Kate Bingaman-Burt taught an A+D Projects class, which is basically the program’s in-house design studio. We’d each have different projects and would work in teams, and we also organized things like Be Honest, where the Portland design community is invited to a showcase of student’s work from the previous school year.
There were so many students who were creating things outside of the program, just for fun—like posters, stickers, pins, bags, and jewelry. And I was always encouraging people to sell their work, so I suggested we do a pop-up, and I approached Kate about it. She was super stoked, so we put together a team, and the first year we had about 60 students who participated. Now, Good Market takes place every year during Be Honest at PSU and Land Gallery.
Do you enjoy the business aspects of your art practice? I do. I think some of that is intuitive, having grown up in a house with a business. And I do take advantage of that. Knowing how to sell your work in an authentic way is critical to being a successful artist or designer. Having the tools and the confidence to do that is so important.
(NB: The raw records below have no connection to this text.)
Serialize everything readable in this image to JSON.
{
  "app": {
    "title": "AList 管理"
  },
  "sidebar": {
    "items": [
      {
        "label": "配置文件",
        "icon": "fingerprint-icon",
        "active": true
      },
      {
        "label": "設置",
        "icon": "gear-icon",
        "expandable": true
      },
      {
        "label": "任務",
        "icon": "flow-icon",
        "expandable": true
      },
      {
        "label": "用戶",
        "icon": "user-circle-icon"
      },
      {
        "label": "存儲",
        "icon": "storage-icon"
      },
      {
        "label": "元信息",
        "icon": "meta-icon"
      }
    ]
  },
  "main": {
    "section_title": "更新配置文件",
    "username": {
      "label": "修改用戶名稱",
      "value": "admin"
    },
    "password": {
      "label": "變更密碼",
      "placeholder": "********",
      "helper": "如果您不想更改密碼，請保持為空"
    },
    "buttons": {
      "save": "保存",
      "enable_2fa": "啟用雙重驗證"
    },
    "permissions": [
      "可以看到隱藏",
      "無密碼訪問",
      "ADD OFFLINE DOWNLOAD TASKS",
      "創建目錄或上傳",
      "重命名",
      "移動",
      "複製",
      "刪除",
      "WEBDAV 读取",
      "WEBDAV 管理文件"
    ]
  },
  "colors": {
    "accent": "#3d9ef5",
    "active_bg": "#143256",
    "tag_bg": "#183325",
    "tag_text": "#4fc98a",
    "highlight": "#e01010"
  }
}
Are you sensitive about who you sell your work to? It’s imperative that good design, and art, is accessible to everyone. I price my art in the same way that I do with my design. If I’m working for a large company, my rate will be different than if I’m working for a lean startup. If a student reaches out to me, that’s an honor. I was a student not so long ago, and I know what it’s like to want to invest in art. It can be intimidating and expensive. So I have prints, and I also have smaller original works on paper—like the studies I did at the Jennings—that build up to larger works on canvas, which are significantly more expensive. I like having different price points, which provides a little bit more flexibility and accessibility.
“When I was in school, the dialog that I had with my peers was essential to developing my process…I enjoy being able to share my knowledge now with people who are in the same spot I once was.”
How do you split your time between commercial design work and your fine art practice? I’ve had a design studio for about four years now. And I have a variety of clients, mainly lifestyle brands. Most are month to month and consistent, so I know how many hours I need to dedicate to them every week. I try to schedule a day during the week to work on those projects, or sometimes I’ll dedicate an entire week to one project, like a website.
Having my design studio as a buffer allows me the freedom to create whatever I feel like creating without the pressure of, I need to sell this in order to pay the bills. So if I’m planning a painting trip, my goal is to focus on painting and to do minimal client work.
I try to be as balanced as I can be, but it’s really project by project. It ebbs and flows. I’m not a nine-to-fiver, and never will be. Having the freedom to come and go, to travel whenever I want, or to just get coffee and read a book, is so important for my own creativity and personal happiness.
Are you creatively satisfied? As an artist, it’s about working hard so that I have the time and freedom I need to keep pushing my limits. Even though my residency in Joseph was brief, I feel like I grew so much. It makes me wonder whether I should spend half of every month in the woods. Or, at least a week. I’m most satisfied when I’m creating like that, out in nature—there are so many ways to detach. It’s rejuvenating and absolutely magical.
“I’m not a nine-to-fiver…Having the freedom to come and go, to travel whenever I want, or to just get coffee and read a book, is so important for my own creativity and personal happiness.”